Wedding Bells: Love Wins Transgender Icon Janet Mock Marries Her Main In Hawaii
Writer and TV host Janet Mock is one of the most iconic trans women in the world, so when she shared photos of her wedding on Instagram Friday it was a very big deal — especially because for many trans women it is difficult to find a man accepting of their reality.
Janet shared her wedding story exclusively with BRIDES magazine, read some excerpts below:
Our story started on the dance floor of a bar on the Lower East Side of Manhattan. It was 2009, and I was tipsy and twirling when I bumped into Aaron. He was gorgeous — the kind of handsome I’d seen in my mind when I let myself be the girl who can have that, the girl I’d watched on screen so many times in rom-coms that always seemed to end in marriage. Within minutes of our meeting, he invited me for a cup of coffee, and in a nearby fluorescent-lit café, I discovered that he was more than good-looking. He was kind and attentive and had a generous ear. I knew he was my guy, but I was unsure if I’d be his girl.
Aaron proposed to me five years later at our home last December. There were no frills and there was no hesitation as he slipped an oval diamond engagement ring with a rose-gold band onto my finger. When I said yes, I had never been more certain about anything. We knew we would have a short engagement and a small wedding near the ocean in my hometown of Oahu, Hawaii.
Walking toward Aaron was the highlight of our wedding. All day I was managing details, texting with my planner, getting glam with my girls…then I saw my best friend, my partner, my everything and I just let all the details go. I was fully present, and so was he. Our synchronized “ugly cry” was the highlight of my wedding. Just the two of us, fully present in front of our people meant everything. It was a dream, an impossible dream come true.
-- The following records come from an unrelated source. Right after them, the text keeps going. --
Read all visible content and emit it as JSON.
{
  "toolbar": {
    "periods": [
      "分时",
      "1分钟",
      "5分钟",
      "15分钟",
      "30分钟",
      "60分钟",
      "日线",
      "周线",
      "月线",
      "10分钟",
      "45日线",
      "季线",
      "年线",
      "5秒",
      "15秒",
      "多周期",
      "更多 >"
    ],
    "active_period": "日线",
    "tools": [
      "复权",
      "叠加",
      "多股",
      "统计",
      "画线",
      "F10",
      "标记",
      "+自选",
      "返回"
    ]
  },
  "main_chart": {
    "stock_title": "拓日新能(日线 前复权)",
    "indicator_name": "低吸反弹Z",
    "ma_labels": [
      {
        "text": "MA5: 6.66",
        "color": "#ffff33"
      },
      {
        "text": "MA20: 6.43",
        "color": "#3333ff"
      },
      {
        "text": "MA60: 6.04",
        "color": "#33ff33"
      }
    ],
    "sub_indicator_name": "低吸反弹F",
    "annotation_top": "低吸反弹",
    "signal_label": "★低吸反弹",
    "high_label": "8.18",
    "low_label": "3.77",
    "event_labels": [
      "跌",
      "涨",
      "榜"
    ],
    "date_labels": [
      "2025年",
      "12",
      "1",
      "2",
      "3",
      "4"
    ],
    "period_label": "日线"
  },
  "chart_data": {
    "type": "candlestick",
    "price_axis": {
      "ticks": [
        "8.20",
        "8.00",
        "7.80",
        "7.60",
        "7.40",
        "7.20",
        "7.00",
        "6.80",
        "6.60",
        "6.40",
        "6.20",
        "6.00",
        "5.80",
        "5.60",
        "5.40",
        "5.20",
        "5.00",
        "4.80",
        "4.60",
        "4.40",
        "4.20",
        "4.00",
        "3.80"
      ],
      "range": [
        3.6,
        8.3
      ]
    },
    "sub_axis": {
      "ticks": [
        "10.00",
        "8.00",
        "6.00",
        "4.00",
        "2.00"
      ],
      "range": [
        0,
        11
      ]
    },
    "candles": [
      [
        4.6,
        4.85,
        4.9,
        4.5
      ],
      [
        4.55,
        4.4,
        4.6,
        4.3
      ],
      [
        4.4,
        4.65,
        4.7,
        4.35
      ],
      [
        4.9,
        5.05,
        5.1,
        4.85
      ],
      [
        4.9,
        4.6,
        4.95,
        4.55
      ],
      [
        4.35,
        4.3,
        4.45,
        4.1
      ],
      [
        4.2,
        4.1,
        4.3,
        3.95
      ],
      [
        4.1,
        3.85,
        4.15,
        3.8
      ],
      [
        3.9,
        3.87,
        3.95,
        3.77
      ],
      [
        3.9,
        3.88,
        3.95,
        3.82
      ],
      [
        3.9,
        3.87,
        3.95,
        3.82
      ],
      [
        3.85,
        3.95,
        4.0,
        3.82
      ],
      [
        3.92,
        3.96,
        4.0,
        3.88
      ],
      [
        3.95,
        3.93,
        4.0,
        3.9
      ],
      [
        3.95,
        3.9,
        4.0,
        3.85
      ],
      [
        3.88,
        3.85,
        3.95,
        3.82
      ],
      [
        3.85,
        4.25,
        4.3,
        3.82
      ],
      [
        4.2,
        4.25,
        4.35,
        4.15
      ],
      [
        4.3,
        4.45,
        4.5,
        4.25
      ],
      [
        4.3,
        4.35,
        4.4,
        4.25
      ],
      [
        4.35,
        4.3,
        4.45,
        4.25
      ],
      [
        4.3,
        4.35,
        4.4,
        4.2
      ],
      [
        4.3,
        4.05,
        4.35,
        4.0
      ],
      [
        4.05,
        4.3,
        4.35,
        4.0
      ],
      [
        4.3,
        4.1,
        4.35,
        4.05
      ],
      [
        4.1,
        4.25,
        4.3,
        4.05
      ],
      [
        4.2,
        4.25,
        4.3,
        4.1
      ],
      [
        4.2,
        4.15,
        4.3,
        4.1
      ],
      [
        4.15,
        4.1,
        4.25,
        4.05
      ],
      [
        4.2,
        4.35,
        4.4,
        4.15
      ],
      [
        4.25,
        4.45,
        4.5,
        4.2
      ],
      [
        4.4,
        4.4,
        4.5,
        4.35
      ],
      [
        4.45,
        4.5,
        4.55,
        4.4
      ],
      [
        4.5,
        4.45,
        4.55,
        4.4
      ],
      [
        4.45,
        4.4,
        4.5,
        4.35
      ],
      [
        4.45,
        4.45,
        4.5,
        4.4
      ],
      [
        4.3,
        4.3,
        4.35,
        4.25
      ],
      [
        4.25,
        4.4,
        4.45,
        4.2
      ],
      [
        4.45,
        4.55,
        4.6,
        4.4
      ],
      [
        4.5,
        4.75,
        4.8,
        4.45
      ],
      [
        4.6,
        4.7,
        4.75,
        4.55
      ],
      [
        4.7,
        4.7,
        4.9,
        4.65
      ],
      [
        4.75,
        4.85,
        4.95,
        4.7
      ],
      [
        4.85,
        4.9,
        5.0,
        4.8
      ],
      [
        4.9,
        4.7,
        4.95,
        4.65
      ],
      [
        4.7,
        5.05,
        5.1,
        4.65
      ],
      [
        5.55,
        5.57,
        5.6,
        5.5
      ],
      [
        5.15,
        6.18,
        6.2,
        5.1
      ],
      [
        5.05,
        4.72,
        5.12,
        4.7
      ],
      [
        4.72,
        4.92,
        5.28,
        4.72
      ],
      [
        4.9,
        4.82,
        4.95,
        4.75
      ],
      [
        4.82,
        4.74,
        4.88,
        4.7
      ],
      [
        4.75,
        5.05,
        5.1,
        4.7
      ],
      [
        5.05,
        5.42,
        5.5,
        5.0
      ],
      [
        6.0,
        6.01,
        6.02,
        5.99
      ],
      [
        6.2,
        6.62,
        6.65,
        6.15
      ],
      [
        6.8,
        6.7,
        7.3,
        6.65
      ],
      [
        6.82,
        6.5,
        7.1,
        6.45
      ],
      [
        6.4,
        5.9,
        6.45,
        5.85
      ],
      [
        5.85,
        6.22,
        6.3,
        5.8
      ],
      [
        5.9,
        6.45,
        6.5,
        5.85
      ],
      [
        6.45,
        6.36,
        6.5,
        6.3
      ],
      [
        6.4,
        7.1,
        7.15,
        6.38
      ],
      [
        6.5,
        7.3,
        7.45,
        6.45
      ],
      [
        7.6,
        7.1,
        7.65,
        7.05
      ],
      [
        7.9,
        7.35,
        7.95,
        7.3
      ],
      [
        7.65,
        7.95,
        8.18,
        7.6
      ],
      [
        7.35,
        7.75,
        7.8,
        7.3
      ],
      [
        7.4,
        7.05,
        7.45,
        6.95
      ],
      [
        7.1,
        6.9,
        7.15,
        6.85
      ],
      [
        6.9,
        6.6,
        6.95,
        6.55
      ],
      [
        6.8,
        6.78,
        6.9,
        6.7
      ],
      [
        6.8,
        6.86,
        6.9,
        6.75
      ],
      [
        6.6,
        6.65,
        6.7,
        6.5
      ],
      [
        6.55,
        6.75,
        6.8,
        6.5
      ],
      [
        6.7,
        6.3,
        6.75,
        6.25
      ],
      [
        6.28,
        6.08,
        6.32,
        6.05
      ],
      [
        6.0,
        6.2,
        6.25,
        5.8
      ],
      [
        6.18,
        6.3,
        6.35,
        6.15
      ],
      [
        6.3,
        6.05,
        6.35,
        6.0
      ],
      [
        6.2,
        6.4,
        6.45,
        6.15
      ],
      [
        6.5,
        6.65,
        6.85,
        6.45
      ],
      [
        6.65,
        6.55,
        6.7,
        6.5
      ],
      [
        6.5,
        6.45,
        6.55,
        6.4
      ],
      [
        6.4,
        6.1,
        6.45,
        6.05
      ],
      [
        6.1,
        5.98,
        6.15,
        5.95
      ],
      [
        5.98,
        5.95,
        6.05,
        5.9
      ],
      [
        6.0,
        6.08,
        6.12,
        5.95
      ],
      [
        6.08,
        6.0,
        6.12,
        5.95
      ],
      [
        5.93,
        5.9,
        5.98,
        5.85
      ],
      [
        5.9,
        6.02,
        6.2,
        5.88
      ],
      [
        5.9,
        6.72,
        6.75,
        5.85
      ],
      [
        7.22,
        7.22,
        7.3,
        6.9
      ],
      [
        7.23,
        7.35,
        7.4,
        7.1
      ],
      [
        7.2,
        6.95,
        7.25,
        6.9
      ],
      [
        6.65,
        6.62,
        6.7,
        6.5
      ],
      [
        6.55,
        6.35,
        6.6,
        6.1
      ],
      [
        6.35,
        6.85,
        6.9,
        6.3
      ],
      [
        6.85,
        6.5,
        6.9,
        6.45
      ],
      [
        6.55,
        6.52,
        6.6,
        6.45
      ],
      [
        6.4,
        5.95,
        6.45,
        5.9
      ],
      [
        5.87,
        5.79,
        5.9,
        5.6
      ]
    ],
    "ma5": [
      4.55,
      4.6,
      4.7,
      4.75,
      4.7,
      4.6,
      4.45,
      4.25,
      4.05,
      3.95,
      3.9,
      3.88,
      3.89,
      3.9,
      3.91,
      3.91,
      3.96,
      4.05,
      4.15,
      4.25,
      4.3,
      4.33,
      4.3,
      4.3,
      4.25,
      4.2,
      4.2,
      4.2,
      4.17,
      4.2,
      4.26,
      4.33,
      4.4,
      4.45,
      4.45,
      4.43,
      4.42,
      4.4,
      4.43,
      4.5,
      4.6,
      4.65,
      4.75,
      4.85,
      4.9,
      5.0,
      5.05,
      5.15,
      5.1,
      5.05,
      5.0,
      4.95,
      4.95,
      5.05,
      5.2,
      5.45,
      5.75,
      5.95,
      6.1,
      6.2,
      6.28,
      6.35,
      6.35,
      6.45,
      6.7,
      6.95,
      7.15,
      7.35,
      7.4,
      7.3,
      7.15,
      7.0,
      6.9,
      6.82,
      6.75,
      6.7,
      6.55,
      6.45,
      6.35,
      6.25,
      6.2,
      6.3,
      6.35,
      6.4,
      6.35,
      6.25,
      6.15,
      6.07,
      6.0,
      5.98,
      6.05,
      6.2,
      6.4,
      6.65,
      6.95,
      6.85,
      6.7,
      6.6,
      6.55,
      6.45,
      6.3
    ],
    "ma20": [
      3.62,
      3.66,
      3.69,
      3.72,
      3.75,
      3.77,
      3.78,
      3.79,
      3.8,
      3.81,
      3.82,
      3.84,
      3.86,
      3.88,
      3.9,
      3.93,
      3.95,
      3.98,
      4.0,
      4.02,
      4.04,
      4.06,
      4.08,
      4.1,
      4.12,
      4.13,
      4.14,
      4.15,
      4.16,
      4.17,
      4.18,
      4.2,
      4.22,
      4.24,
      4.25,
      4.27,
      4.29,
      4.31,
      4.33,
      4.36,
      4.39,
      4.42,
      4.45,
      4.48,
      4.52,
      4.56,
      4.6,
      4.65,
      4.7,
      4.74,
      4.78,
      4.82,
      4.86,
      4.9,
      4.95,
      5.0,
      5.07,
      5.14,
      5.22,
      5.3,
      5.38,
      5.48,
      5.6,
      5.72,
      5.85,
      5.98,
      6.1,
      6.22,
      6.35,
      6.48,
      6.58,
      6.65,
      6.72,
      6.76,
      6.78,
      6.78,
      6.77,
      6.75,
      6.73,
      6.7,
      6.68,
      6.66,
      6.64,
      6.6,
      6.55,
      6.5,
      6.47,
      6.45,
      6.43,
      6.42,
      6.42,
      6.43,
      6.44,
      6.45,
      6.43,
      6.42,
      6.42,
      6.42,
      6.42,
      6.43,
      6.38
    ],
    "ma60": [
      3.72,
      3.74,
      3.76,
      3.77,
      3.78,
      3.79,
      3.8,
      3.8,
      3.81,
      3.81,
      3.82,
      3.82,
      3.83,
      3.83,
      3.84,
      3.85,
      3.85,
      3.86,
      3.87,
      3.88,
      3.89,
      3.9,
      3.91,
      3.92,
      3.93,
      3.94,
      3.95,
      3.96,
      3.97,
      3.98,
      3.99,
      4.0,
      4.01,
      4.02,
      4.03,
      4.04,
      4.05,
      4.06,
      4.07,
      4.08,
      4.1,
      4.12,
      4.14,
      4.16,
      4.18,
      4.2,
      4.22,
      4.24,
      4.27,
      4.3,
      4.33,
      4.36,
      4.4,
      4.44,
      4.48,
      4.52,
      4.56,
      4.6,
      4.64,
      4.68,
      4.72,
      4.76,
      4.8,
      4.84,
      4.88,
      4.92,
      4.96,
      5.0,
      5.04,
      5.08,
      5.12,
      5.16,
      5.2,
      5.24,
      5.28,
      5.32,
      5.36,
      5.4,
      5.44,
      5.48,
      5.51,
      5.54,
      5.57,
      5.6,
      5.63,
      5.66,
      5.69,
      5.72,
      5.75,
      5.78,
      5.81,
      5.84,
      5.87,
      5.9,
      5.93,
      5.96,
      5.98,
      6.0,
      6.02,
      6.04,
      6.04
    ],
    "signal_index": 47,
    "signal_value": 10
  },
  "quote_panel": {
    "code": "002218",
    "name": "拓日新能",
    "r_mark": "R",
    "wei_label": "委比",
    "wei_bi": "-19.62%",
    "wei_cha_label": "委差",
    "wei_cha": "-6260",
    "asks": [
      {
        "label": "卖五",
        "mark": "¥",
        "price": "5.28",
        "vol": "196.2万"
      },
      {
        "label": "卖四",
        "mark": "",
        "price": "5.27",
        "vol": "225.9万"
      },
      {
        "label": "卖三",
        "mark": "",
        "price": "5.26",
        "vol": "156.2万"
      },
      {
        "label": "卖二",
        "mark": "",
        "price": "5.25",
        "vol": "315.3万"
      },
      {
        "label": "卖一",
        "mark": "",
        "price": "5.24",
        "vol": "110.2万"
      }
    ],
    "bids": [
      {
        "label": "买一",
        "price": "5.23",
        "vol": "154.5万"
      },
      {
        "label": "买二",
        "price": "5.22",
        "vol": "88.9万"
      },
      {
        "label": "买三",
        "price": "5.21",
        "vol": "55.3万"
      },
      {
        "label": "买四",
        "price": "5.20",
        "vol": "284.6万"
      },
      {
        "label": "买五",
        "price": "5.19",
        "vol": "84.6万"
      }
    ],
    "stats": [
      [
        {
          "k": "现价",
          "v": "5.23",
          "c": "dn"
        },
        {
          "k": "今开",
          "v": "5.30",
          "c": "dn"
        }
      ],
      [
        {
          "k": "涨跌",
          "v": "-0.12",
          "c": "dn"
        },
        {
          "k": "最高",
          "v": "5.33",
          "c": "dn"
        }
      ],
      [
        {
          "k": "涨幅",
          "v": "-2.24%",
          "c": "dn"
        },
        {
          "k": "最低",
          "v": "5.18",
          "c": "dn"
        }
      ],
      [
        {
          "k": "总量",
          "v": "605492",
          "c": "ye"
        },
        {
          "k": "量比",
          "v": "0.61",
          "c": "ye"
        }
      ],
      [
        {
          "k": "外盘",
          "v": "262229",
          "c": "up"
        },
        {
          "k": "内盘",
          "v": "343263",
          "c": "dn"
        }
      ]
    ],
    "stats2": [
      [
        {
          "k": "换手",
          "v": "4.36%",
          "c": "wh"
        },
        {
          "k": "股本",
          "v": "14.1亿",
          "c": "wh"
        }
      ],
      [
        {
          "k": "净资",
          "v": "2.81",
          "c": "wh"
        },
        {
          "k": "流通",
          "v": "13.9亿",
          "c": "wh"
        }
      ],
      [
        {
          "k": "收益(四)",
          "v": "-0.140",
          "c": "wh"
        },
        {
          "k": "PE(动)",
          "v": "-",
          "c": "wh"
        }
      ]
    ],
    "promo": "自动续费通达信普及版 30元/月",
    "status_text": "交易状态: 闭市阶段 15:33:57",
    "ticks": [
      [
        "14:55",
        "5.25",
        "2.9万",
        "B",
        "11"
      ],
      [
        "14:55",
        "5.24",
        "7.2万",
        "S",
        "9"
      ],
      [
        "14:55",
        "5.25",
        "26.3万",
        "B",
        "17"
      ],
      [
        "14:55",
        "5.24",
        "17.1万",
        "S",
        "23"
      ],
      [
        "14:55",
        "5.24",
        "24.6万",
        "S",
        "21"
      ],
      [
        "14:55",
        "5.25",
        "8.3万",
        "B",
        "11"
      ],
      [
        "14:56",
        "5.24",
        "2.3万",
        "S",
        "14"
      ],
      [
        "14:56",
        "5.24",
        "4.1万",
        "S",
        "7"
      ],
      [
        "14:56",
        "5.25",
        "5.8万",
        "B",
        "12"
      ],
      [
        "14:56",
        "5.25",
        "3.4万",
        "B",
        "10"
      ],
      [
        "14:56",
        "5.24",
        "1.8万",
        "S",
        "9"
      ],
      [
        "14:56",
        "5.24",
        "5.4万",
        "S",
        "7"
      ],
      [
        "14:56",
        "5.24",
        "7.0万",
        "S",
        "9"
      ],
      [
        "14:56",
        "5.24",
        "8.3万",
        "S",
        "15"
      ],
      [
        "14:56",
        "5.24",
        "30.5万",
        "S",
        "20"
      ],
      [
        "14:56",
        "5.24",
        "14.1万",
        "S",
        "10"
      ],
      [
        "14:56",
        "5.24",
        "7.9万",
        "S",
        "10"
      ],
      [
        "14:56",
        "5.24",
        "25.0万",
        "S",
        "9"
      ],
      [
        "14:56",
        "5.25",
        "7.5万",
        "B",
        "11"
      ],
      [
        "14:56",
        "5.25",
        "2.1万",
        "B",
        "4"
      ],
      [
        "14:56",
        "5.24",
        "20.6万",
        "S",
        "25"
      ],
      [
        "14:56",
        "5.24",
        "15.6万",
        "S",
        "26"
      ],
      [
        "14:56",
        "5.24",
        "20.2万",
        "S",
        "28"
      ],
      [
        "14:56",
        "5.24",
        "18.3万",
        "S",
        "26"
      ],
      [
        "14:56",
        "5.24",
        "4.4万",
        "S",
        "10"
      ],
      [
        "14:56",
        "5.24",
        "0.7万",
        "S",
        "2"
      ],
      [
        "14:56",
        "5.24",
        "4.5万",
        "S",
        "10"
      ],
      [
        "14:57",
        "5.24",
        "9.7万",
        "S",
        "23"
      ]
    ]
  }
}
Though a wedding doesn’t make a marriage, being able to show up and declare our commitment in front of the people we love meant everything to us. The whole day was a statement on the transformative power of being seen for who you really are and being loved not despite your past and experiences but because of it.